> [Records for processing]
##########

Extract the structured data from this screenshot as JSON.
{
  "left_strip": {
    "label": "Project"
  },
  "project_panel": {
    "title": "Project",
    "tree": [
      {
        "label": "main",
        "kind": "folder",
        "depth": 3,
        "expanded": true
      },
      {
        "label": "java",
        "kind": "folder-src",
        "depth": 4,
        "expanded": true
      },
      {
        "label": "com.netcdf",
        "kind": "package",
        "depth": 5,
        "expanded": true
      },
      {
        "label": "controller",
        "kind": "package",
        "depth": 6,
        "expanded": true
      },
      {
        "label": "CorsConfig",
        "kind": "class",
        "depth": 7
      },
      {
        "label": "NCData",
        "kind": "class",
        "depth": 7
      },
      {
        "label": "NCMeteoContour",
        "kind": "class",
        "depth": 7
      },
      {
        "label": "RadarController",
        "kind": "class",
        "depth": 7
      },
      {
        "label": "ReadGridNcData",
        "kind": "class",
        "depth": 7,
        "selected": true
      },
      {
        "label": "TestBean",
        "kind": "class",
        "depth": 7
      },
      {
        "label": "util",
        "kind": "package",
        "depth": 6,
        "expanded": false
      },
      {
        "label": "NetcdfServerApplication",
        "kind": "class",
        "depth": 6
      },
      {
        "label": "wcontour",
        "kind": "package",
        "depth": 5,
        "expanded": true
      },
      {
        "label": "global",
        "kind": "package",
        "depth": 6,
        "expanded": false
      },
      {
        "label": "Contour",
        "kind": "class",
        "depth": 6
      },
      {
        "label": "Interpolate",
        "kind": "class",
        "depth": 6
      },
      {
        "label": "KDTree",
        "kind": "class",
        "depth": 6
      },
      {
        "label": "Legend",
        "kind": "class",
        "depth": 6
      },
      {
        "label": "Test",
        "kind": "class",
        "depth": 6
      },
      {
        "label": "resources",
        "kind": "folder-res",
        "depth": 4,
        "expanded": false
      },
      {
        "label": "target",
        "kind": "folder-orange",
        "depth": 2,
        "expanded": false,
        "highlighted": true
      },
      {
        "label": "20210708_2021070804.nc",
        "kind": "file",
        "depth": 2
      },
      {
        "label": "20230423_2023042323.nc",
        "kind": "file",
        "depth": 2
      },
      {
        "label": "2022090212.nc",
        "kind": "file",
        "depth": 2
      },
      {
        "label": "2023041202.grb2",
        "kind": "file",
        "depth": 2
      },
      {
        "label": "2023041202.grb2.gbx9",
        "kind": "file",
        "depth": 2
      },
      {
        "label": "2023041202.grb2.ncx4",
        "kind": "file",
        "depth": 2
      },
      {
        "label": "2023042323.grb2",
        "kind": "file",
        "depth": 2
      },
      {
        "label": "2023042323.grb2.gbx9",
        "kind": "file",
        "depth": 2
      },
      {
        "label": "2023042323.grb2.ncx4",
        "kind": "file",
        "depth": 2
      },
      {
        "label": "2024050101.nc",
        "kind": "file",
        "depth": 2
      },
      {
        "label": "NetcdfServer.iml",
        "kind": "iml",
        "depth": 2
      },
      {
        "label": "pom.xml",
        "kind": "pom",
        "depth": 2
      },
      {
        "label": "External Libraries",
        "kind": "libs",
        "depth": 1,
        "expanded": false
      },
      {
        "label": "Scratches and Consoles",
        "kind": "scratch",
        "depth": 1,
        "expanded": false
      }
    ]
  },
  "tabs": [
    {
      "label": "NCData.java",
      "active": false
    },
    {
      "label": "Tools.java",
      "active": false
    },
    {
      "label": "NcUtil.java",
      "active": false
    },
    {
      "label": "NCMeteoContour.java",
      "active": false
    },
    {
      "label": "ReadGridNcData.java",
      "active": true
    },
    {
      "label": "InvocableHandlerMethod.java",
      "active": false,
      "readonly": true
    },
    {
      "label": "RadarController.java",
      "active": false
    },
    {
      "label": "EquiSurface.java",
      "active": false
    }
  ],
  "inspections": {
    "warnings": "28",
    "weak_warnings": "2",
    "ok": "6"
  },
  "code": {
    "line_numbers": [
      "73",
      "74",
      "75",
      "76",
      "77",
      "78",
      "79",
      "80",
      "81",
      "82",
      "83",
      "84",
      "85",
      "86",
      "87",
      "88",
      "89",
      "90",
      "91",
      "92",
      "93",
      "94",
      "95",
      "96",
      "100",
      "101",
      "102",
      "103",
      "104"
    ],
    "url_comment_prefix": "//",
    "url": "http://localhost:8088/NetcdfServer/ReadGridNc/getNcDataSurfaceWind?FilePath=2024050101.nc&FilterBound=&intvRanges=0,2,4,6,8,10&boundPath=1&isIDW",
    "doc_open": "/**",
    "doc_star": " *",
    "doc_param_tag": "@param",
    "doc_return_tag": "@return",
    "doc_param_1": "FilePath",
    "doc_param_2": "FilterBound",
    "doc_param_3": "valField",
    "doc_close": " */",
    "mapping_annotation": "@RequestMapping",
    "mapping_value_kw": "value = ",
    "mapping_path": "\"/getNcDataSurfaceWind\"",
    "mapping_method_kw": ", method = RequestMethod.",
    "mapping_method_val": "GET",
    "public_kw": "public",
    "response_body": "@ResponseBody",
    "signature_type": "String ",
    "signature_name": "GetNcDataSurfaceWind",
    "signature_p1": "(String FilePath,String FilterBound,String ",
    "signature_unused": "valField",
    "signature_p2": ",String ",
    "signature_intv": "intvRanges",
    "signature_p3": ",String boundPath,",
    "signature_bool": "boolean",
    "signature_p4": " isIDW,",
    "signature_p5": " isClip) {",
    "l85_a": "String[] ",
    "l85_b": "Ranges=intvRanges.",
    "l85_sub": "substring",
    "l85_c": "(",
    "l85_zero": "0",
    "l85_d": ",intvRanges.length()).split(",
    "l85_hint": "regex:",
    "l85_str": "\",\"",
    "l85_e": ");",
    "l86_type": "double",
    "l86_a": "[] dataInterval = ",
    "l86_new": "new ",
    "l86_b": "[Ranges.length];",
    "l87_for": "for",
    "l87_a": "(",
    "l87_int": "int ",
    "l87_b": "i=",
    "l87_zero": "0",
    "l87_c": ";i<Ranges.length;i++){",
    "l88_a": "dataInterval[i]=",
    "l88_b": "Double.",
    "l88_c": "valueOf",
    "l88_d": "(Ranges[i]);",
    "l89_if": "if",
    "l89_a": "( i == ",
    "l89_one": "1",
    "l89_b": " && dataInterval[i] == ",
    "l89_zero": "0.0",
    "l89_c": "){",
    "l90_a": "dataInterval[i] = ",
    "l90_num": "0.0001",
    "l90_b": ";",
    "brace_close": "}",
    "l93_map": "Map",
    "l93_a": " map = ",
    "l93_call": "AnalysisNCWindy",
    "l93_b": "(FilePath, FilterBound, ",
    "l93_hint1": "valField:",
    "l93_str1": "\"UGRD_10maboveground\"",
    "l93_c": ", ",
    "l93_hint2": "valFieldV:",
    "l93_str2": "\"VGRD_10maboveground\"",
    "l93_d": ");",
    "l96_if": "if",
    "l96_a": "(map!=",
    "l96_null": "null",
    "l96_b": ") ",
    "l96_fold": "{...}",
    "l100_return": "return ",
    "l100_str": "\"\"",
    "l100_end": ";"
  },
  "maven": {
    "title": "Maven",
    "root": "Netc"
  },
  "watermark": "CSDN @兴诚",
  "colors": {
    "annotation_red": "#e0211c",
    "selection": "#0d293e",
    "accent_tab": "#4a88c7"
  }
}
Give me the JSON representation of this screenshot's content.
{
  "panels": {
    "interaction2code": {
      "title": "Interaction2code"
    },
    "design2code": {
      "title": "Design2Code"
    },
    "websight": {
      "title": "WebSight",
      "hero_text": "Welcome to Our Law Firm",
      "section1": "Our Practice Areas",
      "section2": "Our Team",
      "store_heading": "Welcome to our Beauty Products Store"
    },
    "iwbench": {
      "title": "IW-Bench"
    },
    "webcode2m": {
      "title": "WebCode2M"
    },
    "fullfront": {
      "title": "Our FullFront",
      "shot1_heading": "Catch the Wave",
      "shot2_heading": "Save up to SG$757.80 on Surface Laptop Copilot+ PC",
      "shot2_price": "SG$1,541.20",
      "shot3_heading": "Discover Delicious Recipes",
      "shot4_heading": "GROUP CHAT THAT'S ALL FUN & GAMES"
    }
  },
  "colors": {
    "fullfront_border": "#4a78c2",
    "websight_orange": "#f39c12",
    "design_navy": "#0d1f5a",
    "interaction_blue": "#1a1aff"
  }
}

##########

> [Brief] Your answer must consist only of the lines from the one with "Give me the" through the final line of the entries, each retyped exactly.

> [Expected output]
Give me the JSON representation of this screenshot's content.
{
  "panels": {
    "interaction2code": {
      "title": "Interaction2code"
    },
    "design2code": {
      "title": "Design2Code"
    },
    "websight": {
      "title": "WebSight",
      "hero_text": "Welcome to Our Law Firm",
      "section1": "Our Practice Areas",
      "section2": "Our Team",
      "store_heading": "Welcome to our Beauty Products Store"
    },
    "iwbench": {
      "title": "IW-Bench"
    },
    "webcode2m": {
      "title": "WebCode2M"
    },
    "fullfront": {
      "title": "Our FullFront",
      "shot1_heading": "Catch the Wave",
      "shot2_heading": "Save up to SG$757.80 on Surface Laptop Copilot+ PC",
      "shot2_price": "SG$1,541.20",
      "shot3_heading": "Discover Delicious Recipes",
      "shot4_heading": "GROUP CHAT THAT'S ALL FUN & GAMES"
    }
  },
  "colors": {
    "fullfront_border": "#4a78c2",
    "websight_orange": "#f39c12",
    "design_navy": "#0d1f5a",
    "interaction_blue": "#1a1aff"
  }
}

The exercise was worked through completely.